▶ EXERCISE BRIEF:
The lines to be copied are those below that contain "chapter".

(EXCERPTED RECORDS)

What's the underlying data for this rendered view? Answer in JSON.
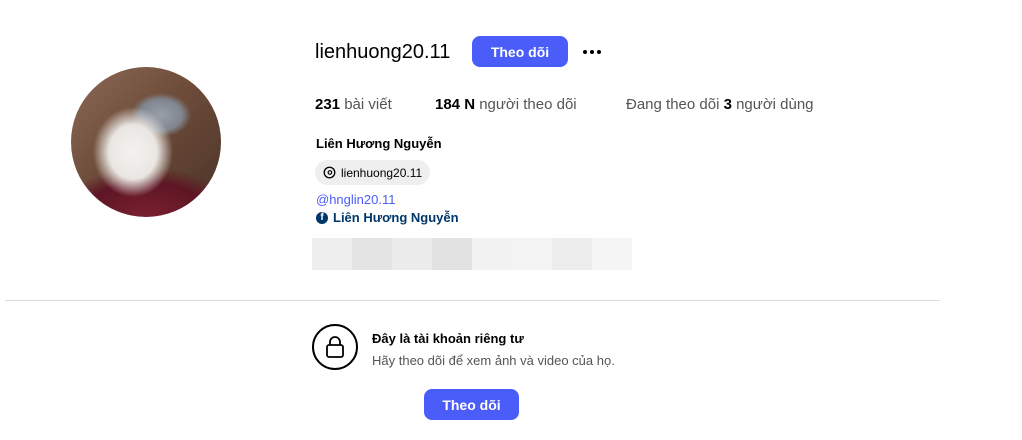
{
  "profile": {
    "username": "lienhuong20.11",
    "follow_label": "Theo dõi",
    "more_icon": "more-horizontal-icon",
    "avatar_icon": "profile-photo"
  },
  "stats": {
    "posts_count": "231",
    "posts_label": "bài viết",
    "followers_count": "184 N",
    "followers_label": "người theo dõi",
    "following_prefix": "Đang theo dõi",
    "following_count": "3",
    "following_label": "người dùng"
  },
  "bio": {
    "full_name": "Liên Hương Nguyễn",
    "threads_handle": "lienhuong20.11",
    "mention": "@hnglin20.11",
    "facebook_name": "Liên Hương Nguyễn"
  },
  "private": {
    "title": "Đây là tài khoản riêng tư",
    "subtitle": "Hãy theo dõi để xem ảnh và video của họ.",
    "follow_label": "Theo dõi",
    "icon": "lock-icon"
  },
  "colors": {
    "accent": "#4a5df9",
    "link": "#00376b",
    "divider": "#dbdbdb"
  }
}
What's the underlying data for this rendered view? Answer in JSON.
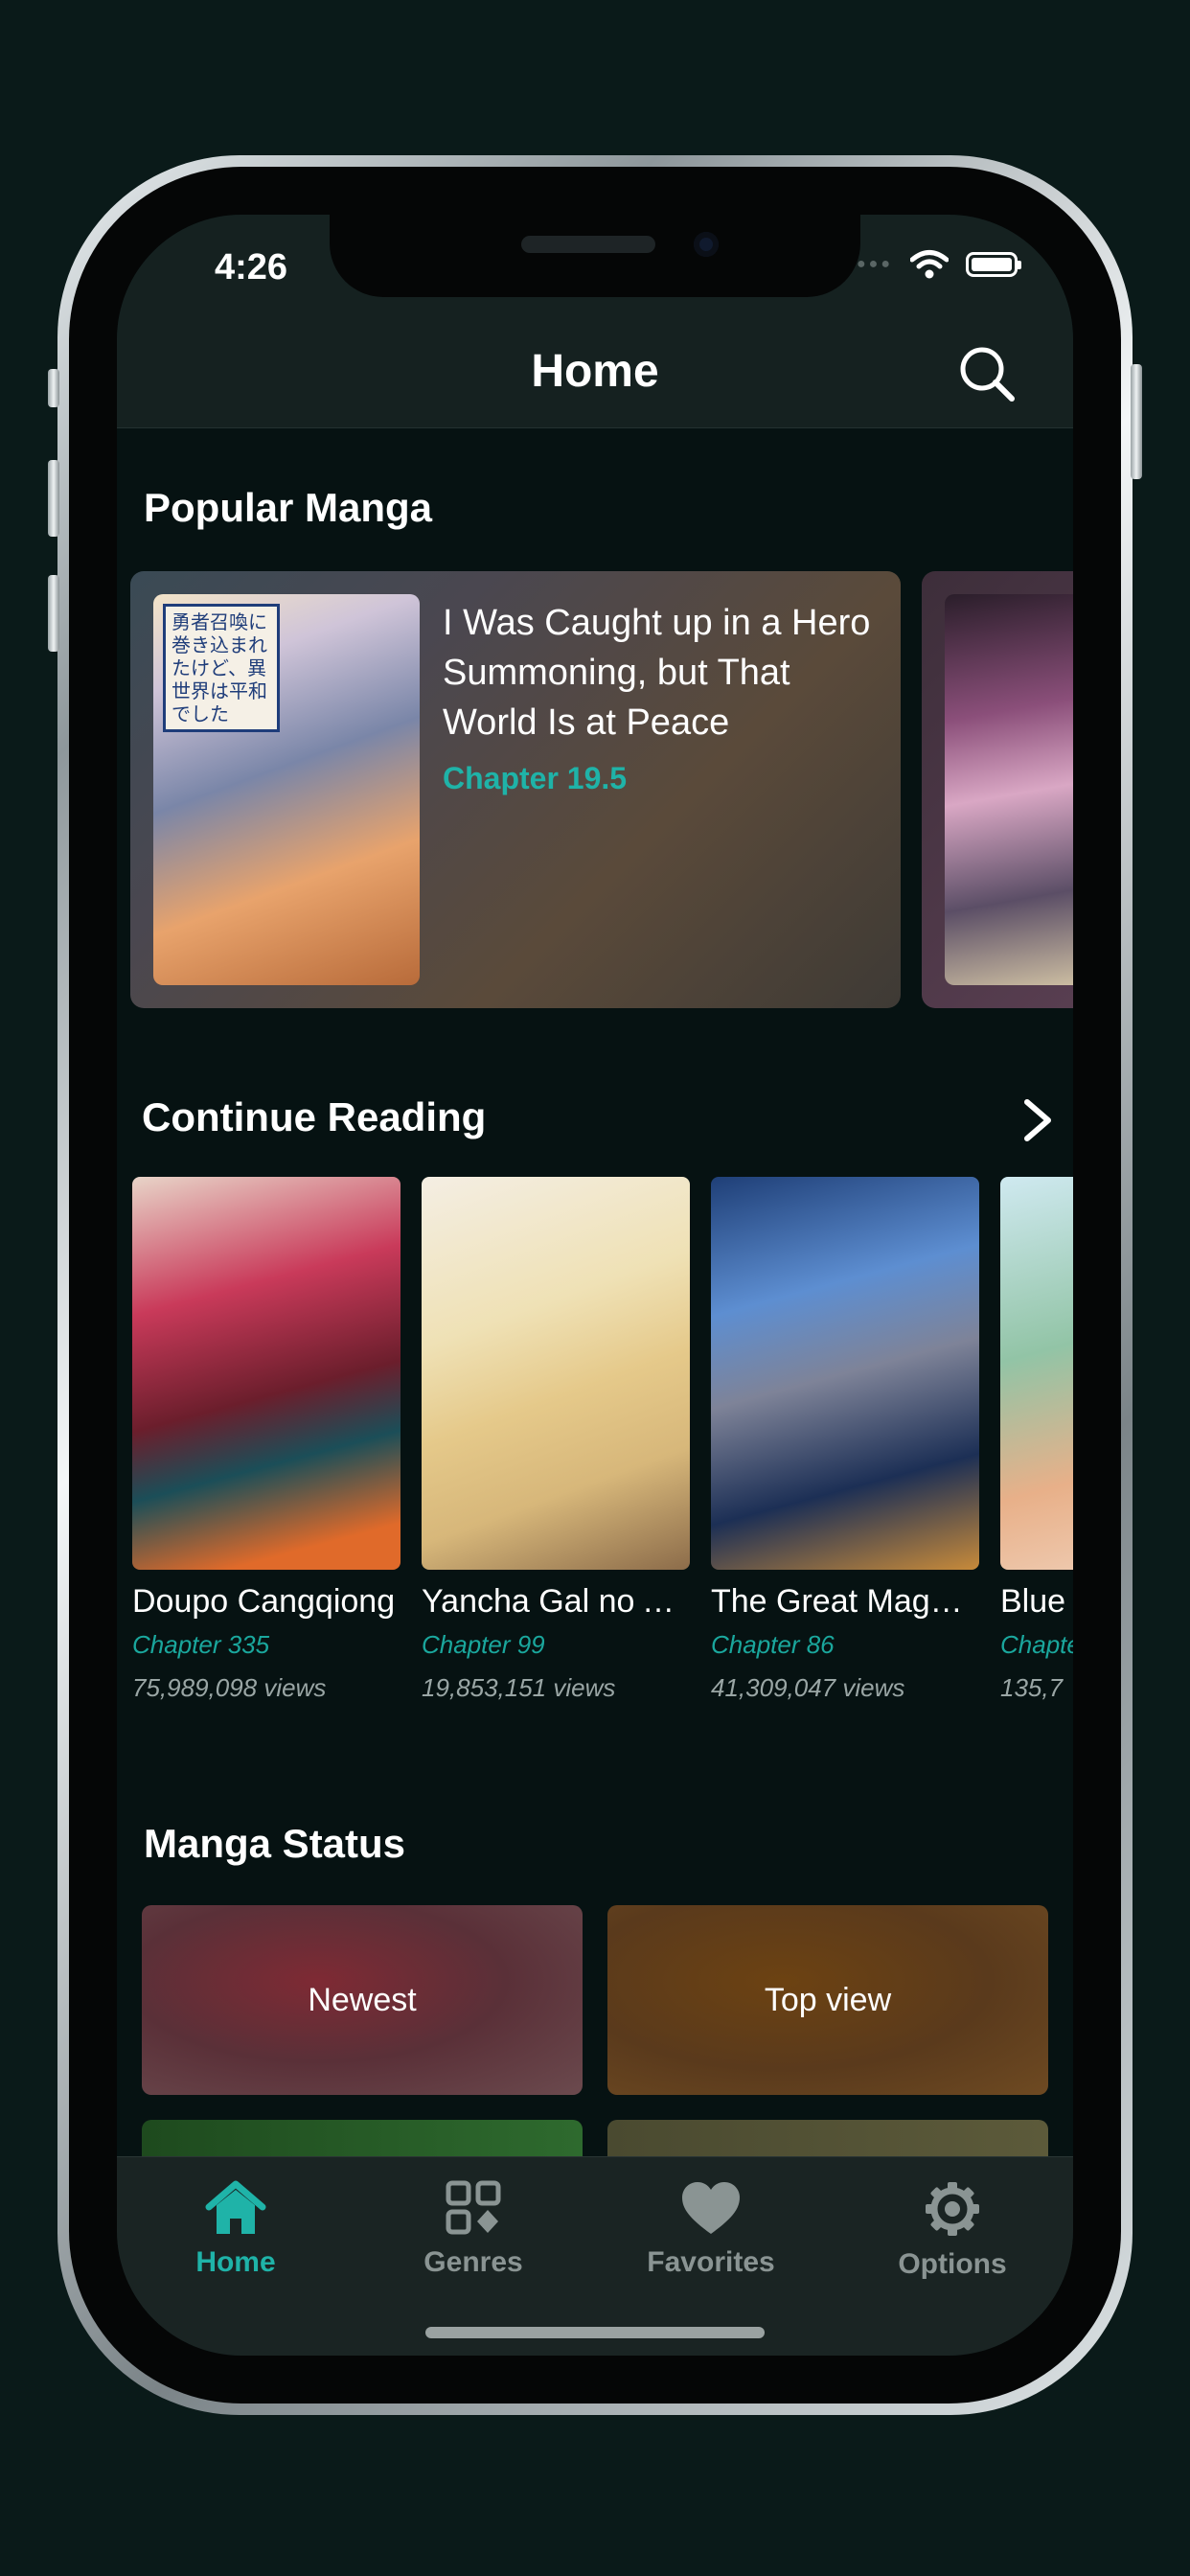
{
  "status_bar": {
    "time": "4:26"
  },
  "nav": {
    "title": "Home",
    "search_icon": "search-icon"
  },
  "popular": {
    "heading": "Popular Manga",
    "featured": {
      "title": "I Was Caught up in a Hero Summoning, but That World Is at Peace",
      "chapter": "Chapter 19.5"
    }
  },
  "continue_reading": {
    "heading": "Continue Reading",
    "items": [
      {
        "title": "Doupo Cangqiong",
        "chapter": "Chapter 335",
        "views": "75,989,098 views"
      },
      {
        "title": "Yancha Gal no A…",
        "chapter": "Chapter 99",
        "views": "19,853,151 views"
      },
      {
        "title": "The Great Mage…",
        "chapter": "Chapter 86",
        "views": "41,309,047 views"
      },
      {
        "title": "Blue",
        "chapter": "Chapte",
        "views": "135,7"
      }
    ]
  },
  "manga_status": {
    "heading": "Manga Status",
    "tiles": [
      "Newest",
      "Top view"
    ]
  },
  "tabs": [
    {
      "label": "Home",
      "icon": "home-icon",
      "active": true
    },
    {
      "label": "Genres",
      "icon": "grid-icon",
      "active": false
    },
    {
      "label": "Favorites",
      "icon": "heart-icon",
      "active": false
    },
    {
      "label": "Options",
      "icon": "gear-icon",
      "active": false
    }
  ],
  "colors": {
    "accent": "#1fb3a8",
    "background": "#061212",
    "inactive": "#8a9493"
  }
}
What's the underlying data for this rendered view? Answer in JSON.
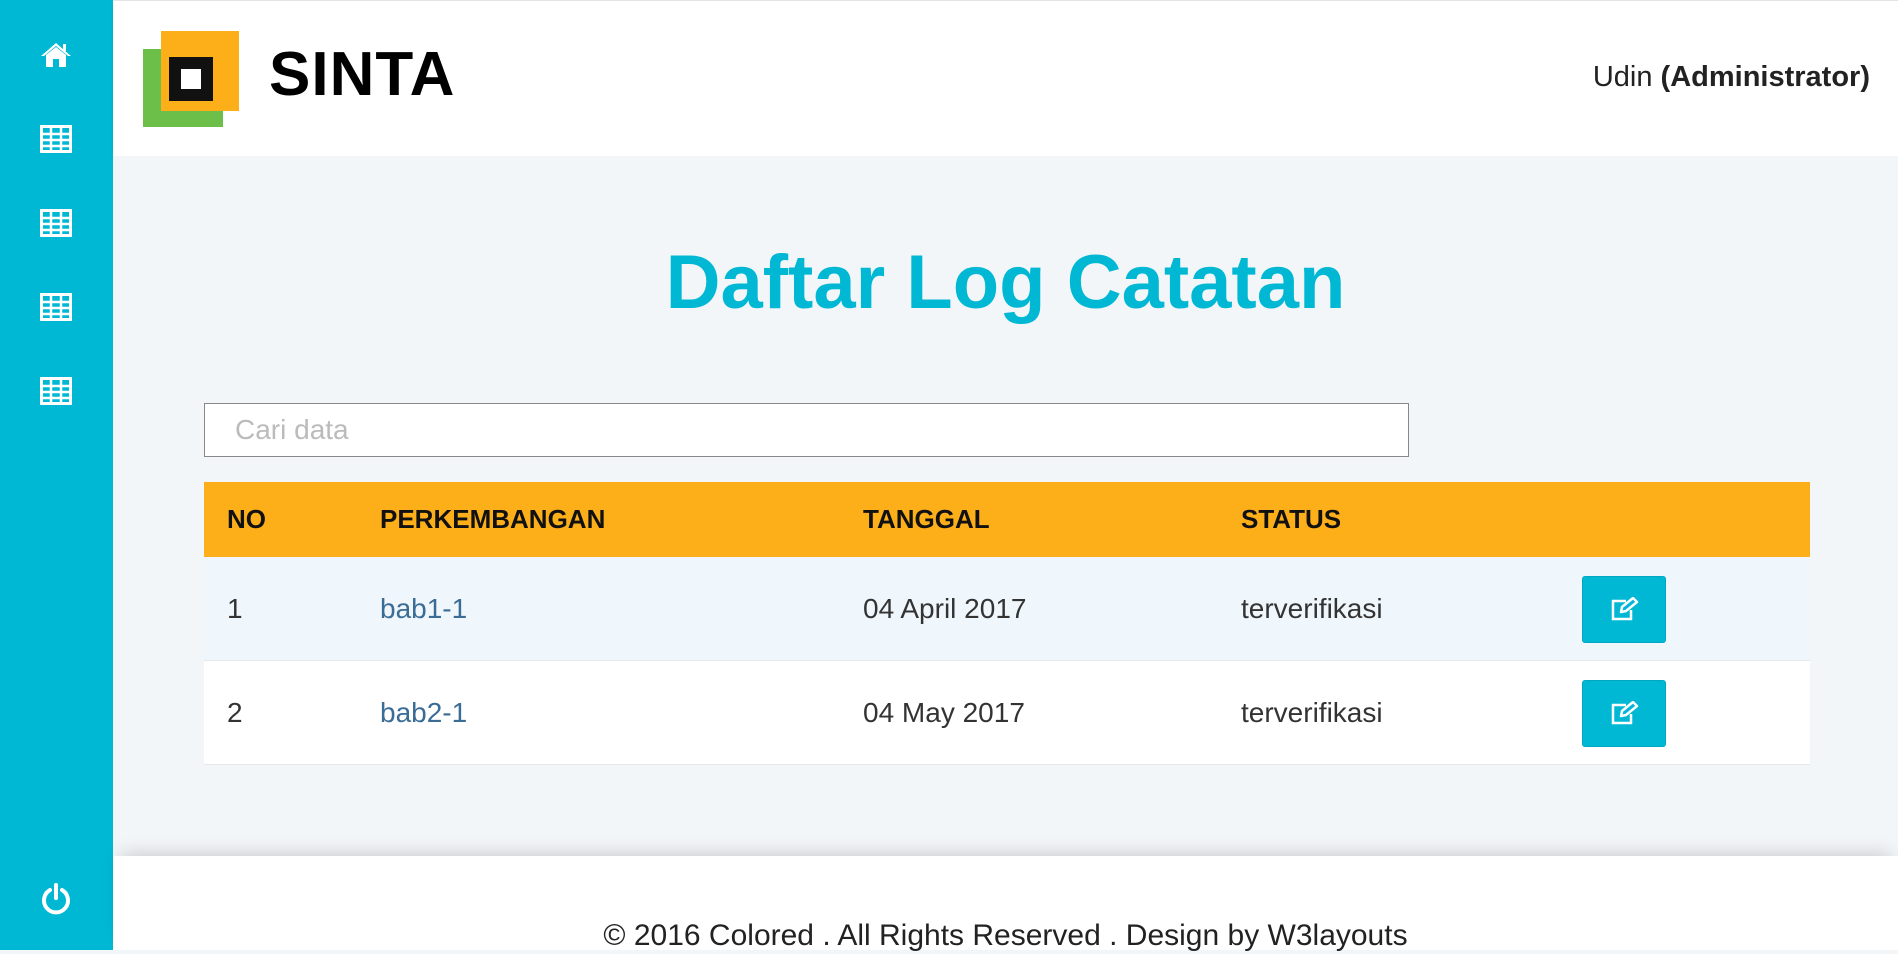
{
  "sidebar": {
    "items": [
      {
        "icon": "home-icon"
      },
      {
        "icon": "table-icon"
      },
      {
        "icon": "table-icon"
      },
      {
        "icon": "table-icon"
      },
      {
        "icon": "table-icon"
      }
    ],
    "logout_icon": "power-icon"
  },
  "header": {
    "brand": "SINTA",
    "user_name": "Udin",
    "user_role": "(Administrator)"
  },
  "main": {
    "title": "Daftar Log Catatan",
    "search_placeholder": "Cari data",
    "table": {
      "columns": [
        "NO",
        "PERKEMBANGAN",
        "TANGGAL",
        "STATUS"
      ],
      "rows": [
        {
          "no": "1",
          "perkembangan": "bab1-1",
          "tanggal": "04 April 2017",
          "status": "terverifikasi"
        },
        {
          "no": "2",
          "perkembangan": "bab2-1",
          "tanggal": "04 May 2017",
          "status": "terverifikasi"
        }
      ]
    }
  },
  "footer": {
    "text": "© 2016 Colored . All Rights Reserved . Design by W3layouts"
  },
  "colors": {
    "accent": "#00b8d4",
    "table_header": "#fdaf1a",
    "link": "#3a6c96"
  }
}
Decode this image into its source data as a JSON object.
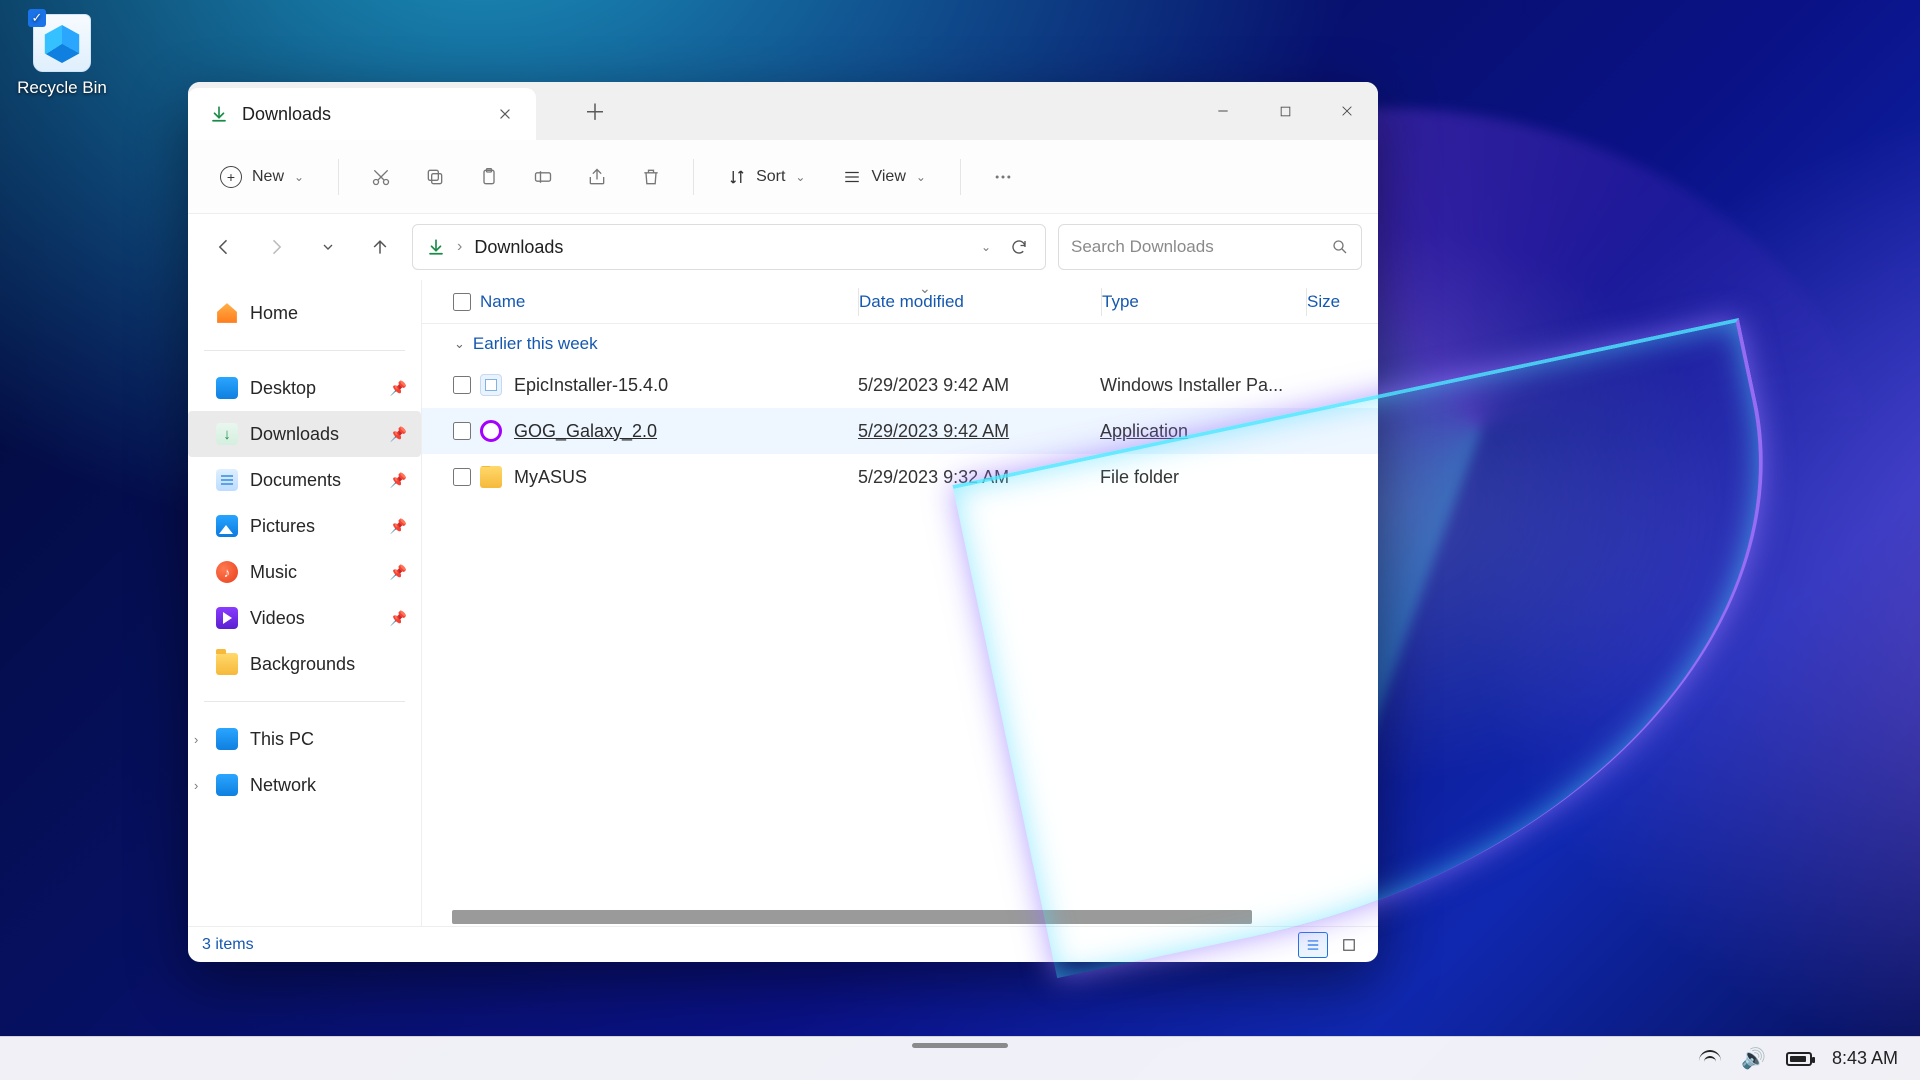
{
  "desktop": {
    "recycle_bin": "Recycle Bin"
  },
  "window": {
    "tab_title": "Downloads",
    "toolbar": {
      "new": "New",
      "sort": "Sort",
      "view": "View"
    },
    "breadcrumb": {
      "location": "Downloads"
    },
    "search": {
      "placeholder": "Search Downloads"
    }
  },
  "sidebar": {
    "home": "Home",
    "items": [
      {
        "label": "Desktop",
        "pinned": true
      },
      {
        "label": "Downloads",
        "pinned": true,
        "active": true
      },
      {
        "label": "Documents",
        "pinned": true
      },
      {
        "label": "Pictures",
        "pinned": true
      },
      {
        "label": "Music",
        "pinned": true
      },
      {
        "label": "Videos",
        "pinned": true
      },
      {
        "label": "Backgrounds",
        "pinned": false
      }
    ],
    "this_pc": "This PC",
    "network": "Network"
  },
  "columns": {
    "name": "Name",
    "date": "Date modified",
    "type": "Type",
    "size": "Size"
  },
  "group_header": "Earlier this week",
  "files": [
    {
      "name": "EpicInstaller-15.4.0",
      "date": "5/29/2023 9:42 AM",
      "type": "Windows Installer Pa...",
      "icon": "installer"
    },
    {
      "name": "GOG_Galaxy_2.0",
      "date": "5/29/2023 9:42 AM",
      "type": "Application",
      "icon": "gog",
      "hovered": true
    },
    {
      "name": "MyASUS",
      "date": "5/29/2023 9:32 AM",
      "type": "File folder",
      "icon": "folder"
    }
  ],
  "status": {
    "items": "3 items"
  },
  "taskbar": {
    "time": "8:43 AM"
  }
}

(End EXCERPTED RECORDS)

▶ RESULT FOR THIS TASK:
      "chapter": "Chapter 19.5"
        "chapter": "Chapter 335",
        "chapter": "Chapter 99",
        "chapter": "Chapter 86",
        "chapter": "Chapte",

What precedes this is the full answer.